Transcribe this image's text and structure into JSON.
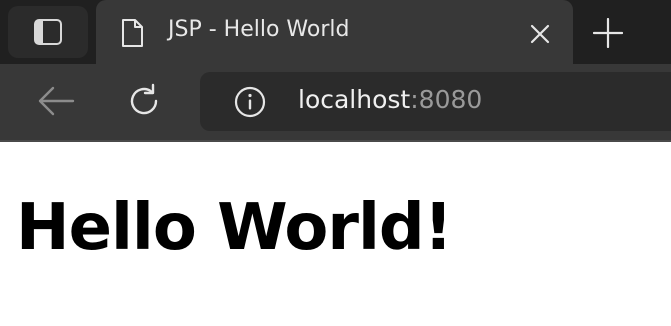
{
  "tab_strip": {
    "tab_actions_icon": "tab-actions-icon",
    "active_tab": {
      "icon": "page-icon",
      "title": "JSP - Hello World",
      "close_icon": "close-icon"
    },
    "new_tab_icon": "plus-icon"
  },
  "toolbar": {
    "back_icon": "back-arrow-icon",
    "refresh_icon": "refresh-icon",
    "address": {
      "info_icon": "info-icon",
      "host": "localhost",
      "port": ":8080"
    }
  },
  "page": {
    "heading": "Hello World!"
  },
  "colors": {
    "tab_strip_bg": "#202020",
    "active_tab_bg": "#383838",
    "address_bar_bg": "#2b2b2b",
    "icon_color": "#e6e6e6",
    "port_color": "#9a9a9a",
    "page_bg": "#ffffff"
  }
}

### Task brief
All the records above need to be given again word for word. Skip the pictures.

### Response for this exercise
Transcribe this image's text and structure into JSON.
{
  "tab_strip": {
    "tab_actions_icon": "tab-actions-icon",
    "active_tab": {
      "icon": "page-icon",
      "title": "JSP - Hello World",
      "close_icon": "close-icon"
    },
    "new_tab_icon": "plus-icon"
  },
  "toolbar": {
    "back_icon": "back-arrow-icon",
    "refresh_icon": "refresh-icon",
    "address": {
      "info_icon": "info-icon",
      "host": "localhost",
      "port": ":8080"
    }
  },
  "page": {
    "heading": "Hello World!"
  },
  "colors": {
    "tab_strip_bg": "#202020",
    "active_tab_bg": "#383838",
    "address_bar_bg": "#2b2b2b",
    "icon_color": "#e6e6e6",
    "port_color": "#9a9a9a",
    "page_bg": "#ffffff"
  }
}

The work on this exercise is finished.